Trinidad and Tobago's 2015 national budget is based on a reference price of US$80 per barrel of oil and a gas price of US$2.75 cents per mnbtu. But in recent months, oil prices had dropped from a high of US$102.90 a barrel to below US$55 a barrel.
Persad Bissessar, who will face a general election in 2015, said that her administration will table the finance bill in Parliament on February 9, noting that the legislation gives life and traction to the measures announced in the 2015 budget statement.
"Following this debate, during the following week, I will also engage stakeholders in a discussion on the state of the economy, the way forward and options for investment, growth, diversification and development," the prime minister said.
She said she wanted to give the country the assurance that "there will be no cut to affect the vulnerable and the underprivileged, as well as health-sector reform and crime fighting.
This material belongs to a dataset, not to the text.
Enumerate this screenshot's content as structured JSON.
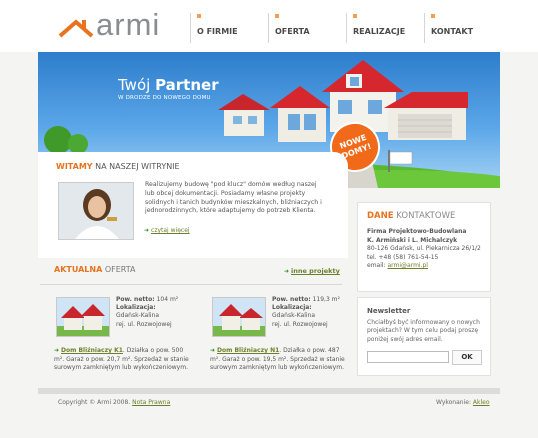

The preservation of jobs is high on our agenda".
But, Rowley said, in a situation where the rest of the world, particularly those countries heavily influenced by hydrocarbon, are facing serious challenges "the prime minister of Trinidad and Tobago is trying to convince the population that we do not have a problem ... to the extent that if we do have any kind of problem, she is on top of it".
He added that "what the country needs in these challenging times is leadership, honest leadership, (and) what the prime minister is going to tell the population is that we do not have a problem".